When Leaves Come First

There are few pleasures that gardeners look forward to more than the first flowers of spring. After the bloom fades, all that's left is the foliage. However, the foliage can come in an endless array of colors.

  • A
  • A
  • A

E-mail This Page to Your Friends


All fields are required.

Separate multiple e-mail addresses with a comma; Maximum 20 email addresses.


Sending E-mail

Sending E-mail

Or Do Not E-mail


A link to %this page% was e-mailed

Plant breeders usually first notice variegation in a "sport," a mutant offshoot of a branch that is different from the original plant. The abnormal distribution of chlorophyll that creates the odd colorization can be a happy accident or the result of a virus, mineral deficiency or environmental stress. Variegation interferes with a plant's ability to photosynthesize because there's less chlorophyll in the leaves, so the resulting varieties are generally less vigorous and produce fewer blooms. Some, particularly those with white or yellow foliage, can burn if exposed to full sun or cold winds. The intensity of foliage color can vary according to the amount of sun or shade. Those with purple, yellow or brown leaves have the best coloring in full sun. White or creamy hues perform best in shade.

Not all sports are garden-worthy. Some have a tendency to "revert," or return back to their more vigorous parent.
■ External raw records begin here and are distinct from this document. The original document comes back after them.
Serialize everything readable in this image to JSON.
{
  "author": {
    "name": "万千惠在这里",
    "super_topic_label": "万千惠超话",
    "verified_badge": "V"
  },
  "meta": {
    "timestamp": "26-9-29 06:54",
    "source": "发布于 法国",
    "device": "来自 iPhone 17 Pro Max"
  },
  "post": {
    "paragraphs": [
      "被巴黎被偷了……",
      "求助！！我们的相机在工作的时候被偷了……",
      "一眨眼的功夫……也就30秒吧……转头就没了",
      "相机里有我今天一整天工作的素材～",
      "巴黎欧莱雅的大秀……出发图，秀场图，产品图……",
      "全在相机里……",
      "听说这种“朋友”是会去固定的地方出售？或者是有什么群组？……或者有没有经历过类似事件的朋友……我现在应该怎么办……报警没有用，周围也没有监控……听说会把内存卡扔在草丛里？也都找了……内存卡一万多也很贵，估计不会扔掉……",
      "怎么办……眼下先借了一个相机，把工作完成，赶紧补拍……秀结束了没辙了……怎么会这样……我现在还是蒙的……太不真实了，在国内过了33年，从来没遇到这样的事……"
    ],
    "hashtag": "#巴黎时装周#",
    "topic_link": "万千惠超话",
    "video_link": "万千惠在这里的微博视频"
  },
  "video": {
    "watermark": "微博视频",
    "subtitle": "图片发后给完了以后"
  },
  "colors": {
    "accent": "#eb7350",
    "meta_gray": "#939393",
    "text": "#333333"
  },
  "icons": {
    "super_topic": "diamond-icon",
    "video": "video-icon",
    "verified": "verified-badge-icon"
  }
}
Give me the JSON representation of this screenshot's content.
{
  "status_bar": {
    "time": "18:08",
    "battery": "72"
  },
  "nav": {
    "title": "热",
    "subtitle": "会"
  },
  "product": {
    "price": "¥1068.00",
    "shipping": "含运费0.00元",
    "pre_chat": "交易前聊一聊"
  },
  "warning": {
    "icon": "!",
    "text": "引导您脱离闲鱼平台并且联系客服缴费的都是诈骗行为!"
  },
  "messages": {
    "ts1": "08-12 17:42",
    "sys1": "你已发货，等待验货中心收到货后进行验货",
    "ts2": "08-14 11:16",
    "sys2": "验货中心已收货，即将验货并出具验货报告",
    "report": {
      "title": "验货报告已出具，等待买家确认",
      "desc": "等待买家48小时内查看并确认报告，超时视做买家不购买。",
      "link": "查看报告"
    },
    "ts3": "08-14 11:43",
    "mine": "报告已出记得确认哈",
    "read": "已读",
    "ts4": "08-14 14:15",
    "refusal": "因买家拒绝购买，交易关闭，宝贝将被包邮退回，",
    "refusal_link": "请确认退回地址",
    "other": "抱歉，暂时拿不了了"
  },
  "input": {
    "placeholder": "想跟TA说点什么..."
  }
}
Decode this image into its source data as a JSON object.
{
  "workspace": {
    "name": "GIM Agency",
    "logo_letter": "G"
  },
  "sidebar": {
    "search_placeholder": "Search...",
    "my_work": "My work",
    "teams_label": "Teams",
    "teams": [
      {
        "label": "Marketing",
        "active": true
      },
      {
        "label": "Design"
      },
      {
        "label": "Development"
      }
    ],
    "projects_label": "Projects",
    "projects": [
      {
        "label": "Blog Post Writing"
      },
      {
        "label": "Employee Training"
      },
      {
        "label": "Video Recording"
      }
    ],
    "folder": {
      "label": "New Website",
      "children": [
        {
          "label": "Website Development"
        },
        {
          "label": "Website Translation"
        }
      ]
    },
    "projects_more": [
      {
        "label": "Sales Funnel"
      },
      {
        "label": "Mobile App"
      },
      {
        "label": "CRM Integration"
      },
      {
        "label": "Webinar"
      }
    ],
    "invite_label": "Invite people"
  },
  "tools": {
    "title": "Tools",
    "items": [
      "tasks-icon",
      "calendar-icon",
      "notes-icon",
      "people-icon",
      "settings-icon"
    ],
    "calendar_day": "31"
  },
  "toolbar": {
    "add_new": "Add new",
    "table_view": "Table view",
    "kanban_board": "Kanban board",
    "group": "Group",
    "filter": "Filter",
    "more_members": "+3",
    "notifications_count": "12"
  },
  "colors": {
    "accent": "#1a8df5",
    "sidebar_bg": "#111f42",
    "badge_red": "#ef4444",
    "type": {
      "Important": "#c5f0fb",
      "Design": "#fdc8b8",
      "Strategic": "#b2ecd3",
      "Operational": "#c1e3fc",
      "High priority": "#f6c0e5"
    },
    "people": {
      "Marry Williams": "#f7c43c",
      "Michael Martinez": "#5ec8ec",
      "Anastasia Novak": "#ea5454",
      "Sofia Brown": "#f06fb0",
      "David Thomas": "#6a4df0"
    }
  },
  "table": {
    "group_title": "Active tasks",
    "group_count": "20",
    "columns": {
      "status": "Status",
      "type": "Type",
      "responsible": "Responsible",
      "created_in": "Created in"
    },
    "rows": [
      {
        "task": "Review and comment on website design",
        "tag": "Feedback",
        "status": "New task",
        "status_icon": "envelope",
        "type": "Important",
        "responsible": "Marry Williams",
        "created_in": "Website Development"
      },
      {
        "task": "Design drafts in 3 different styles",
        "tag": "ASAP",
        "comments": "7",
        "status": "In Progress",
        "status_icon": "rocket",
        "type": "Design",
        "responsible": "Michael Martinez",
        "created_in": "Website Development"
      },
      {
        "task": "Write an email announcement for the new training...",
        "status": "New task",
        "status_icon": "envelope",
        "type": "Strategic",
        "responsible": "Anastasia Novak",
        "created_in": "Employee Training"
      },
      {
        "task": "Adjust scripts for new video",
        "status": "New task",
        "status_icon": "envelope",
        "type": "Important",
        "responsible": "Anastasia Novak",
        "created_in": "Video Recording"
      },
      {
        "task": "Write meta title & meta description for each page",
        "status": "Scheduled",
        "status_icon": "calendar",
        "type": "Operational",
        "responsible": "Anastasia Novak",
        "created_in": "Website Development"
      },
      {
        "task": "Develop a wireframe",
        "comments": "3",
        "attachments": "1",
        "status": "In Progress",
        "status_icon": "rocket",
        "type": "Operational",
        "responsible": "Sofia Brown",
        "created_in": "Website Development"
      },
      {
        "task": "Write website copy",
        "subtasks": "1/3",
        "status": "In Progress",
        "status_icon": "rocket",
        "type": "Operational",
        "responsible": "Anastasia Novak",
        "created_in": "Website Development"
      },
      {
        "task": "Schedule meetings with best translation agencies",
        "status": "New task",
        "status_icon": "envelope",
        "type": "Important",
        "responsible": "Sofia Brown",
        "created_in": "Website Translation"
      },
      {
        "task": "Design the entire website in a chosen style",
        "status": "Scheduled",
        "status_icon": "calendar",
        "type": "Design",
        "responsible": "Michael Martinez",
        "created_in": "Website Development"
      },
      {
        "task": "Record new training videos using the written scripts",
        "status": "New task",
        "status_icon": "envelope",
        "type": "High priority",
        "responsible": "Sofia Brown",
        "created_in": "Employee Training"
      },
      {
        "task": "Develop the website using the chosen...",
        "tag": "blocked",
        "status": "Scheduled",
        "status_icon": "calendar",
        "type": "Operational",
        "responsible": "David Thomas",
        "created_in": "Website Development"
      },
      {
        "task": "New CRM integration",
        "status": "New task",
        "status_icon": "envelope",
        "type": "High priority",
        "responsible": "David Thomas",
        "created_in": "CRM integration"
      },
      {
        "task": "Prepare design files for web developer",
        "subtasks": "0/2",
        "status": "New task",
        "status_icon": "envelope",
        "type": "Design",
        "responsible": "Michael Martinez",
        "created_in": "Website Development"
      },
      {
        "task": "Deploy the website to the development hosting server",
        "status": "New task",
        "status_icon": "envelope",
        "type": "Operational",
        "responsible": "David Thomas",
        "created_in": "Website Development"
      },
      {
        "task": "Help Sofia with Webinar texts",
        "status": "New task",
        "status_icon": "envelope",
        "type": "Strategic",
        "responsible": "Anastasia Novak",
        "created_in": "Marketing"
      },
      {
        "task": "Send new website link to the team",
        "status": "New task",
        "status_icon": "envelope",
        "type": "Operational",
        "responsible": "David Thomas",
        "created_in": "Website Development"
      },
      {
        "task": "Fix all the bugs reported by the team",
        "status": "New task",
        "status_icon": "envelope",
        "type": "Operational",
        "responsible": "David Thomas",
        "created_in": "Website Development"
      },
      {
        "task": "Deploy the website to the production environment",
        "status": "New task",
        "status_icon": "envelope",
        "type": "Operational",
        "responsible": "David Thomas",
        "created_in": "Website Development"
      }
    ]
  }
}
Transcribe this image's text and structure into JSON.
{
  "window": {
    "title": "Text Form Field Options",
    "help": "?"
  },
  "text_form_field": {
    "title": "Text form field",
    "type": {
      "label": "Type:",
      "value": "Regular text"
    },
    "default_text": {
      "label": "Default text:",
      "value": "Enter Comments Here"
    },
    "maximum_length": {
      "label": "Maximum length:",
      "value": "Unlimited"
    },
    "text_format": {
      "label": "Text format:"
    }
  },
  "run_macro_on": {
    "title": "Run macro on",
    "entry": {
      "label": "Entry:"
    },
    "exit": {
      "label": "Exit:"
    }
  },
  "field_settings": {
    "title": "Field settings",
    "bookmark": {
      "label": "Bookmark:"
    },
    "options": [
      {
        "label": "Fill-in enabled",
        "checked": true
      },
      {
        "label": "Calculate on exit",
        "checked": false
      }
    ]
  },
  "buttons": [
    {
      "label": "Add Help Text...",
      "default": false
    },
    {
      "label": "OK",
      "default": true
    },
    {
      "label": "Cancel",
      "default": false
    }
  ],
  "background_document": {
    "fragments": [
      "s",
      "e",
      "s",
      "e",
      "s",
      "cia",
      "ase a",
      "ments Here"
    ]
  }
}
With those that exhibit occasional reversion, the green leaves or branches can simply be trimmed out to prevent the entire plant from turning back to green.